Reflecting upon the recent trends such as the growing frequency and intensifying impact of major natural disasters and the widening risks of terrorist attacks on nuclear power plants, it is crystal clear that the myth of their infallible safety does not hold true anymore anywhere. Hence we, the Red Cross and the Red Crescent, are obliged to be concerned about the serious consequences of nuclear disaster and to examine realistically what National Societies can do individually or collectively with all other parties concerned to prepare for nuclear disasters as well as to respond to consequences of any eventuality.
With absolutely no intention of entering into political debate on the pros and cons of the peaceful use of nuclear energy, I am convinced that we are best placed by promoting correctly the public awareness of the potential damages of nuclear power plants and to spread their mindset for “fearing radiation risks correctly”. Our message is very simple: as long as we rely on nuclear energy, we need to be prepared for accidents, however, unlikely may happen. It is up to each National Society to decide on its own context what they can do. Whatever the future role of National societies may be, we have gained experiences through the tragedies in Chernobyl and now Fukushima. Based on that, we are compelled to take an initiative both nationally and globally for collecting and sharing information on the existing preparedness measures in different countries and developing them into common standard guidelines applicable in all countries with nuclear power plants.
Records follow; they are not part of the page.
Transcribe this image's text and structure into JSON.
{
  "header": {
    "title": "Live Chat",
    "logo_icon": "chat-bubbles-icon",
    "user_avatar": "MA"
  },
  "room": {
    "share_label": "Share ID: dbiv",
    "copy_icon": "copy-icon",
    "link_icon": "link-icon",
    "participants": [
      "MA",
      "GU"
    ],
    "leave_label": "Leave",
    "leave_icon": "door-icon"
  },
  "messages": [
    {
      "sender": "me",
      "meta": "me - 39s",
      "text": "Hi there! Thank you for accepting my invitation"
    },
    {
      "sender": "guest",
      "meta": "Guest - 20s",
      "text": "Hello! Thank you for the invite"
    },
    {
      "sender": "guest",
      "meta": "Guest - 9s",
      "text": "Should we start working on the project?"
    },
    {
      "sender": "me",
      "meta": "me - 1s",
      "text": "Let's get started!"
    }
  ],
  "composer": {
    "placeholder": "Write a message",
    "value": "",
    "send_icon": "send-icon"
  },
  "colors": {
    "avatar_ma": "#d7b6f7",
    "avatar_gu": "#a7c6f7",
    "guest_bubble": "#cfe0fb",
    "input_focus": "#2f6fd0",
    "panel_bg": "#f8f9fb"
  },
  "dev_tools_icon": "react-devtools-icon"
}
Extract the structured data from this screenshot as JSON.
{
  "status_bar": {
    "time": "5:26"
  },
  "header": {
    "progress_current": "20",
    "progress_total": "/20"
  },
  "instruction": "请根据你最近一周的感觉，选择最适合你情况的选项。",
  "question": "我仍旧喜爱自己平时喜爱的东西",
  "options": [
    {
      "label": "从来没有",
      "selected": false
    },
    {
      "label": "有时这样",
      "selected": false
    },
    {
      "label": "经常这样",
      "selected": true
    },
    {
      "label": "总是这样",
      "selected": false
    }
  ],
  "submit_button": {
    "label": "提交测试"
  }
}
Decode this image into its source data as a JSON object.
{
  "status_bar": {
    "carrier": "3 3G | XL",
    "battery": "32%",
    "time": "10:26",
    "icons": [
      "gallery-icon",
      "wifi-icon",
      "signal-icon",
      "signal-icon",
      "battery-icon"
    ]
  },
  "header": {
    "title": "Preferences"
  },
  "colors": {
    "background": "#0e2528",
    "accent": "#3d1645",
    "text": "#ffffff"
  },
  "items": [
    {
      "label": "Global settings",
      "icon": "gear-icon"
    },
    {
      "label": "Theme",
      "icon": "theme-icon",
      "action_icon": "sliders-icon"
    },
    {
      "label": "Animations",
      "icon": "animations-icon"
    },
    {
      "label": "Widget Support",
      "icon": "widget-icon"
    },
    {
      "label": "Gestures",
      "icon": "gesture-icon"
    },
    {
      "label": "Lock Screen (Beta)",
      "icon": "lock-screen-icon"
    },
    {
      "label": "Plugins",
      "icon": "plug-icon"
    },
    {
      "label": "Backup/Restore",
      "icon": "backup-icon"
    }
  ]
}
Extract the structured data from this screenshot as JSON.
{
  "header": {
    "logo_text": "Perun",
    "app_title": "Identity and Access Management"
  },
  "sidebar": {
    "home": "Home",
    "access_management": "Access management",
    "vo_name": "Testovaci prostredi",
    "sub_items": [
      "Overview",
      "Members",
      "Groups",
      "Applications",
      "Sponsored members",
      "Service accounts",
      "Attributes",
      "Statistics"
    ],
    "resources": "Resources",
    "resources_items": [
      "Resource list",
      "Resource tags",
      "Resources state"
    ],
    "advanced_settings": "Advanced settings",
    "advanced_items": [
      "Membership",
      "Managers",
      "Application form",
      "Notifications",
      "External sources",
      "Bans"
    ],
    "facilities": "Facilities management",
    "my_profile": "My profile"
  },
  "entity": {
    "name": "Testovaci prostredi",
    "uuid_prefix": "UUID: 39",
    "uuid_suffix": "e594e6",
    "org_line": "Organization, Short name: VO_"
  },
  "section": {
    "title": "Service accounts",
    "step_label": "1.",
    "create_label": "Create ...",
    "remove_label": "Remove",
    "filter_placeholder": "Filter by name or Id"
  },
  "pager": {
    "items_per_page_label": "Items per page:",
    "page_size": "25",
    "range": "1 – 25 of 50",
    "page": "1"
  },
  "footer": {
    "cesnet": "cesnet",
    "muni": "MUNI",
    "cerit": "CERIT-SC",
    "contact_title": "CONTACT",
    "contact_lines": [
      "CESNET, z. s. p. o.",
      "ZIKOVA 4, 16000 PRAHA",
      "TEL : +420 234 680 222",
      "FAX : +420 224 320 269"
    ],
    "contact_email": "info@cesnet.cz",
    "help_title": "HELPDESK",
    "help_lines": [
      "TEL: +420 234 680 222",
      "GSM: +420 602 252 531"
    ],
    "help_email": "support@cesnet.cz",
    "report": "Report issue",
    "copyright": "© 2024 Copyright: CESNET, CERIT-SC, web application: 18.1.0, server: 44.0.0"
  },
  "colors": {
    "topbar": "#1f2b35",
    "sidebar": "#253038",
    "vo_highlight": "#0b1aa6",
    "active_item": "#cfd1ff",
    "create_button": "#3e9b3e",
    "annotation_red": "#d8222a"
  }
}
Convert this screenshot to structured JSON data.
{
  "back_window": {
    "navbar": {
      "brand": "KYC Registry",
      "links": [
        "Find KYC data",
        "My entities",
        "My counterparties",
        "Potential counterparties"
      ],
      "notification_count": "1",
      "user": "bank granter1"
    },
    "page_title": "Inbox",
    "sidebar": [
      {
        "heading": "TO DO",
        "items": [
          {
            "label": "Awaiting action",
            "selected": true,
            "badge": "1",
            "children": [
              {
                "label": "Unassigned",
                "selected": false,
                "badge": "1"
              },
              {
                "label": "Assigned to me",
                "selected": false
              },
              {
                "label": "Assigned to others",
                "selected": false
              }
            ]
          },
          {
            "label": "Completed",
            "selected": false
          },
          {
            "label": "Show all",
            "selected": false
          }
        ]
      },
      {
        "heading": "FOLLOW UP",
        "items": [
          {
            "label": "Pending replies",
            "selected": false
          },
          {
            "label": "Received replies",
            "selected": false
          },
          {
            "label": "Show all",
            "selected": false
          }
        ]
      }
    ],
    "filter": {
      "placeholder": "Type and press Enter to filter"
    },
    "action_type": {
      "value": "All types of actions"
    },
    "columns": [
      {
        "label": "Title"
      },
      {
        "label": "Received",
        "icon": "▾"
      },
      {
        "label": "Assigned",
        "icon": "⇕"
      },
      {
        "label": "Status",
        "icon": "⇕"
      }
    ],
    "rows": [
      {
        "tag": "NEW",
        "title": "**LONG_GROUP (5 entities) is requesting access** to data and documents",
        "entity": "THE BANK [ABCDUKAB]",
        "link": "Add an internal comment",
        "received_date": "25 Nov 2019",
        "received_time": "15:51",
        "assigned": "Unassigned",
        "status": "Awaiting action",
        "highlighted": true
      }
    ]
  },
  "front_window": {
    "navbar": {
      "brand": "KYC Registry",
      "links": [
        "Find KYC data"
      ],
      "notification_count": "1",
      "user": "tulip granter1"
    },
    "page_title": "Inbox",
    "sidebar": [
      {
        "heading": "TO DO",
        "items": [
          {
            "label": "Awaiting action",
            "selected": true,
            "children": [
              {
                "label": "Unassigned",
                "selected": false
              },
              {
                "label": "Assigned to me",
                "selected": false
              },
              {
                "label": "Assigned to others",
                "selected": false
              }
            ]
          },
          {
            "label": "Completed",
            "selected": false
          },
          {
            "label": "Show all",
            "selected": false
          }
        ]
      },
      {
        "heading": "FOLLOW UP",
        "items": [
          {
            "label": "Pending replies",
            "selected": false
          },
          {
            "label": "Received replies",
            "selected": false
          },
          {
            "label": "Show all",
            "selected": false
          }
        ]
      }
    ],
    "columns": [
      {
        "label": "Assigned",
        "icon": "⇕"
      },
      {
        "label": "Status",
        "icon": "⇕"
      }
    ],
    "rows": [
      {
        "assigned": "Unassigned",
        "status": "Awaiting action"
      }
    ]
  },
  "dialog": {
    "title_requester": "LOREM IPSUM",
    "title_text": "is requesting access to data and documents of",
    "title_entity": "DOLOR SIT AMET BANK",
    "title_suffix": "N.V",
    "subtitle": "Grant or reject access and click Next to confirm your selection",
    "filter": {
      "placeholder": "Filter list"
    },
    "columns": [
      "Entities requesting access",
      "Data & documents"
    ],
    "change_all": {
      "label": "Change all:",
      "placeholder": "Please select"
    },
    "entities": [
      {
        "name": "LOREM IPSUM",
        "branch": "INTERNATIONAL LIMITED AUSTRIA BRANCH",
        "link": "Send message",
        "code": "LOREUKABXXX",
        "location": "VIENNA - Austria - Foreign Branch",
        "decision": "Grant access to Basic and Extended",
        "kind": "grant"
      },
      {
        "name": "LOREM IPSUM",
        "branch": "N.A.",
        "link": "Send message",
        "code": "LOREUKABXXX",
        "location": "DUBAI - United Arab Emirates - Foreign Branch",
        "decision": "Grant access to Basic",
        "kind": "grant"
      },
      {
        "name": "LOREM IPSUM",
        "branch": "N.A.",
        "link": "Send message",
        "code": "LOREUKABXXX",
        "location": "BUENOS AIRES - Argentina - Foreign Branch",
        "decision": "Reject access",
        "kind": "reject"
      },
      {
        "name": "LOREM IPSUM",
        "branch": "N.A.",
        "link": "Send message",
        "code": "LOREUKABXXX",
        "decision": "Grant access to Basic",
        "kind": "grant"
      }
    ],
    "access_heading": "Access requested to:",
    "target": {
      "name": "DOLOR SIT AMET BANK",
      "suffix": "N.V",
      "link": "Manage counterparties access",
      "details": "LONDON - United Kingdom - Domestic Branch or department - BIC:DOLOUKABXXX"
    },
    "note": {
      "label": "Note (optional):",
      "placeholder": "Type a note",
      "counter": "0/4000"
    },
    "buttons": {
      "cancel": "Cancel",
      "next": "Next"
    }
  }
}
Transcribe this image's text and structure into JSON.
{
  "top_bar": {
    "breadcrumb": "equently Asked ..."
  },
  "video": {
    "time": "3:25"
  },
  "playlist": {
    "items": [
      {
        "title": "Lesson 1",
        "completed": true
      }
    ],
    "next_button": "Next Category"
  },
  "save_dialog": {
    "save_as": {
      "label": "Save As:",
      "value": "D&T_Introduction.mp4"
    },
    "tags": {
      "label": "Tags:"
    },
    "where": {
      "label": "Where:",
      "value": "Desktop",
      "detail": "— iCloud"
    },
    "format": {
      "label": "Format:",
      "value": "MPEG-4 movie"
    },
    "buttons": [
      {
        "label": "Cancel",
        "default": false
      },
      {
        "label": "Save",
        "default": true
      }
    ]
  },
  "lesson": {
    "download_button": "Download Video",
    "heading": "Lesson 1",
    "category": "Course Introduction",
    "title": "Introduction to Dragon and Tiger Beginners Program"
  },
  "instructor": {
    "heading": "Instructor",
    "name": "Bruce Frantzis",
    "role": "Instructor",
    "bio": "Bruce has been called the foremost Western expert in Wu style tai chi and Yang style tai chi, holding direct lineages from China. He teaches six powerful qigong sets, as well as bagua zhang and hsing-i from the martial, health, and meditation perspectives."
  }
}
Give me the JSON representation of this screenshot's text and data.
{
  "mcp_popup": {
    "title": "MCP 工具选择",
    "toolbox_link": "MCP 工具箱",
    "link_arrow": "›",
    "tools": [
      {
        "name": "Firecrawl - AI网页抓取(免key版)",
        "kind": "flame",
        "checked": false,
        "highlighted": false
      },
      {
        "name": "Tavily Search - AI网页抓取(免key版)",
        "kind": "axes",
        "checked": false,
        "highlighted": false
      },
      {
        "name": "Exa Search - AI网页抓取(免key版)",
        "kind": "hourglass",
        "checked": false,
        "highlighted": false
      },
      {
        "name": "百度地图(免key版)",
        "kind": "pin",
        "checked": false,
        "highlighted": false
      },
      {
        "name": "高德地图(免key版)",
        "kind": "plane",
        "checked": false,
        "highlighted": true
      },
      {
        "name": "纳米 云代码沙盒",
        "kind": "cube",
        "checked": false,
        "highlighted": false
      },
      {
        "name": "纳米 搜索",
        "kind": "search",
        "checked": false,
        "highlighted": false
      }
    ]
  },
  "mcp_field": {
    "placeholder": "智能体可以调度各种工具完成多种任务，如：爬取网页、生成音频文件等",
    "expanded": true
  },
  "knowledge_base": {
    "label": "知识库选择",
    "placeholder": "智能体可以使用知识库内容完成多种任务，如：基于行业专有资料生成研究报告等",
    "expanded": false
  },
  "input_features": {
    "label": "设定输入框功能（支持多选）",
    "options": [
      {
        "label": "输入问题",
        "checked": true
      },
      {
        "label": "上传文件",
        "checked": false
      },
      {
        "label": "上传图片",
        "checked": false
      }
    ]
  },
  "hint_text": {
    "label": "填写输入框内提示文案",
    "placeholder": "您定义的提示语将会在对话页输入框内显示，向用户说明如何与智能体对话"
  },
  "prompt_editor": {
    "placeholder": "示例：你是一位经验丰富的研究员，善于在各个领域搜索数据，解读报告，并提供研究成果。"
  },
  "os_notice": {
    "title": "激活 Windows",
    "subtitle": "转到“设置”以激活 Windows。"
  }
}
I will end here speaking about my ambition and hope that we will have useful discussions at this Reference Group Meeting and carry forward the General Assembly’s resolution in more concrete terms in the years to come.
Thank you.